So wide the op'ning seem'd, where bounds were set

To darkness, such as bound the ocean wave.
Satan from hence now on the lower stair,
That scal'd by steps of gold to heaven-gate,
Looks down with wonder at the sudden view
Of all this world at once. As when a scout,
Through dark and desart ways with peril gone
All night, at last by break of cheerful dawn
Obtains the brow of some high-climbing hill,
Which to his eye discovers unaware
The goodly prospect of some foreign land
First-seen, or some renown'd metropolis,
With glistering spires and pinnacles adorn'd,
Which now the rising sun gilds with his beams:
Such wonder seiz'd, though after heaven seen,
The spirit malign; but much more envy seiz'd
At sight of all this world beheld so fair.




Round he surveys, (and well might, where he stood
So high above the circling canopy

Of night's extended shade,) from eastern point
Of Libra to the fleecy star that bears
Andromeda far off Atlantic seas

Beyond th' horizon: then from pole to pole

He views in breadth, and without longer pause
Down right into the world's first region throws
His flight precipitant, and winds with ease

546 climbing] Drayton's Barons Warres, c. ii. st. 14.
"There riseth up an easie climbing hill.' Todd.



554 At sight] Quod tandem spectaculum fore putamus, cum totam terram contueri licebit? Cic. Tusc. Disp. i. 19.

Through the pure marble air his oblique way
Amongst innumerable stars, that shone


Stars distant, but nigh hand seem'd other worlds;
Or other worlds they seem'd, or happy isles,
Like those Hesperian gardens fam'd of old,
Fortunate fields, and groves, and flow'ry vales,
Thrice happy isles; but who dwelt happy there 570
He stay'd not to enquire: above them all
The golden sun in splendor likest heaven
Allur'd his eye: thither his course he bends
Through the calm firmament; (but up or down,
By centre or eccentric, hard to tell,
Or longitude,) where the great luminary,
Aloof the vulgar constellations thick,
That from his lordly eye keep distance due,
Dispenses light from far; they as they move
Their starry dance in numbers that compute
Days, months, and years, towards his all-cheering

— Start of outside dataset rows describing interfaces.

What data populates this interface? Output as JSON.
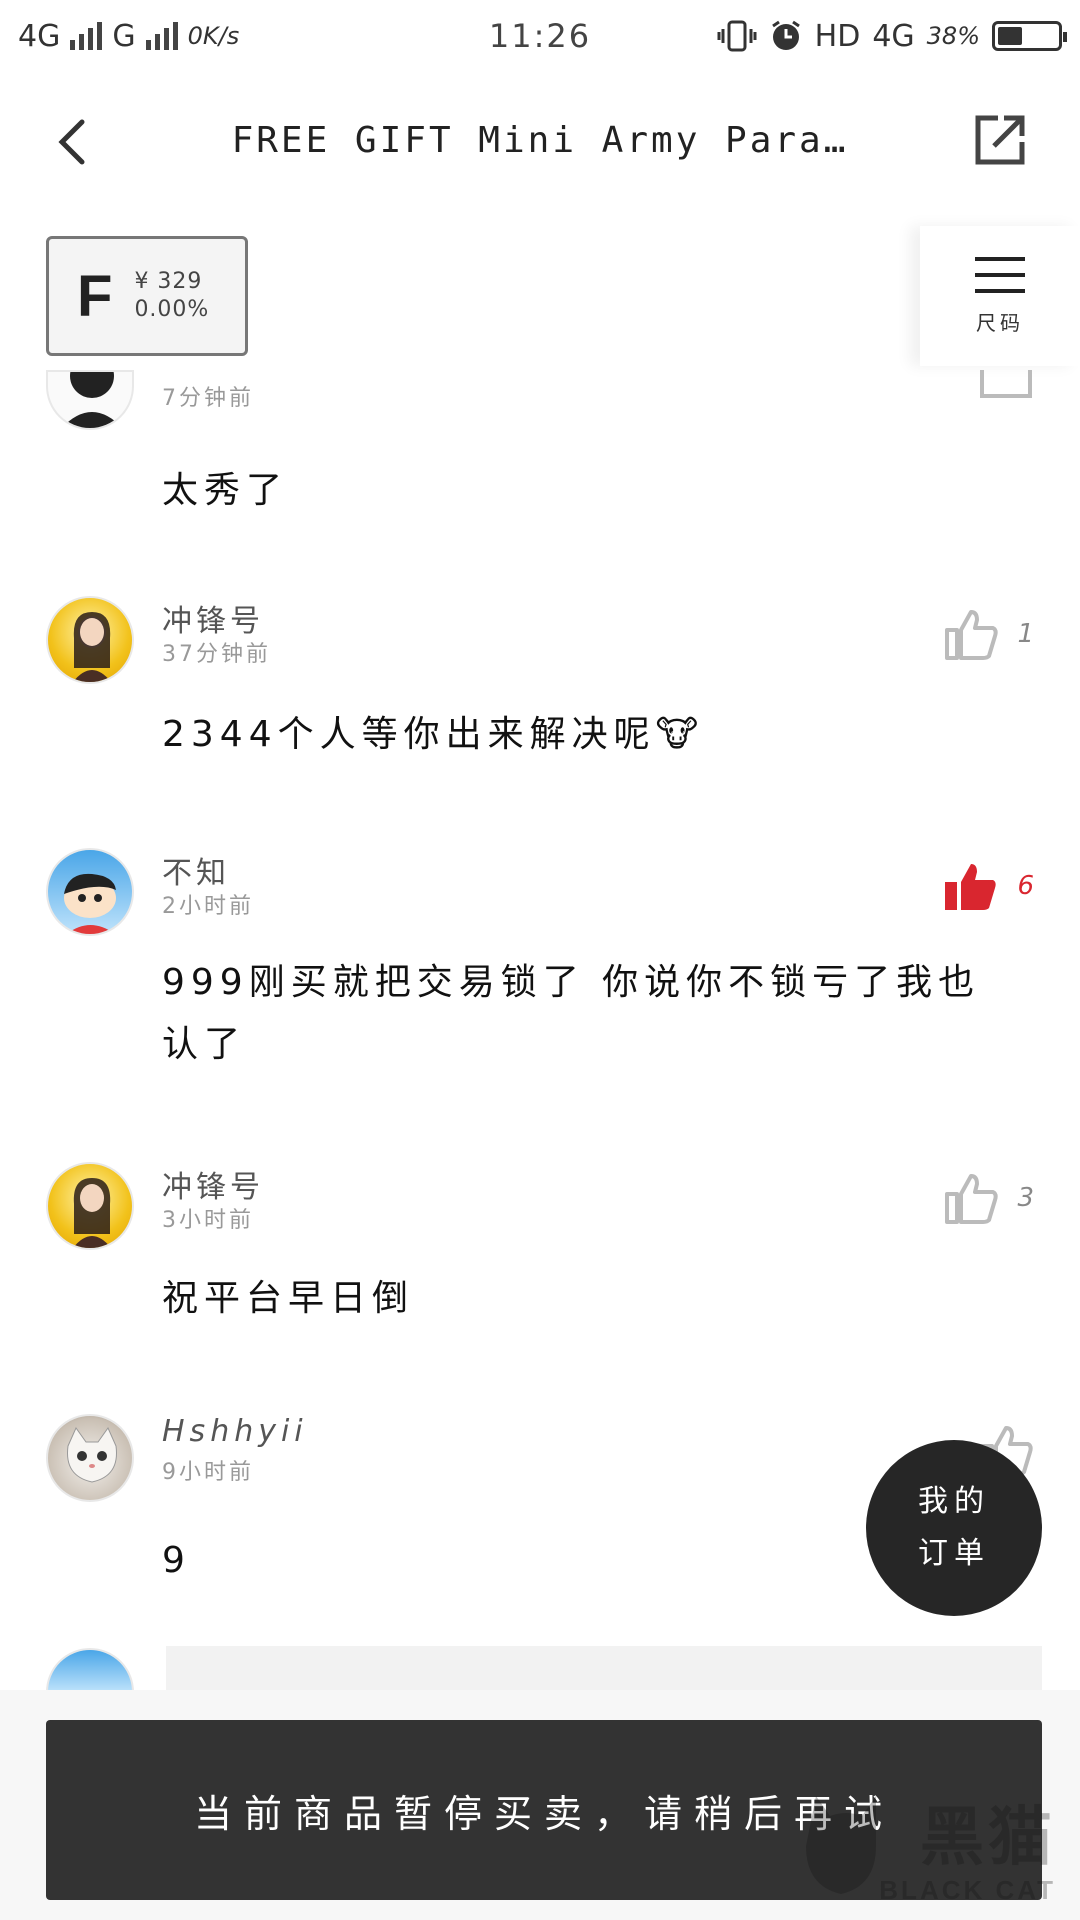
{
  "status_bar": {
    "network_1": "4G",
    "network_2": "G",
    "speed": "0K/s",
    "time": "11:26",
    "hd": "HD",
    "network_3": "4G",
    "battery": "38%"
  },
  "nav": {
    "title": "FREE GIFT Mini Army Para…"
  },
  "price_box": {
    "letter": "F",
    "price": "¥ 329",
    "change": "0.00%"
  },
  "size_panel": {
    "label": "尺码"
  },
  "comments": [
    {
      "name": "",
      "time": "7分钟前",
      "text": "太秀了",
      "likes": ""
    },
    {
      "name": "冲锋号",
      "time": "37分钟前",
      "text": "2344个人等你出来解决呢🐮",
      "likes": "1"
    },
    {
      "name": "不知",
      "time": "2小时前",
      "text": "999刚买就把交易锁了 你说你不锁亏了我也认了",
      "likes": "6"
    },
    {
      "name": "冲锋号",
      "time": "3小时前",
      "text": "祝平台早日倒",
      "likes": "3"
    },
    {
      "name": "Hshhyii",
      "time": "9小时前",
      "text": "9",
      "likes": ""
    }
  ],
  "fab": {
    "line1": "我的",
    "line2": "订单"
  },
  "notice": {
    "text": "当前商品暂停买卖，请稍后再试"
  },
  "watermark": {
    "cn": "黑猫",
    "en": "BLACK CAT"
  },
  "colors": {
    "accent_red": "#d9262f",
    "dark": "#333333"
  }
}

Turn swift their various motions, or are turn'd
By his magnetic beam, that gently warms
The universe, and to each inward part
With gentle penetration, though unseen,
Shoots invisible virtue even to the deep;
So wond'rously was set his station bright.

564 marble air] 'Strikes thro' the marble skies.'




See Marino's Sl. of the Innocents, p. 75. Transl. 564 oblique] Drayton uses this word with the accent on the first syllable. Polyllb. Song xvi.

'Then in his óblique course, the lusty straggling street.'


« PreviousContinue »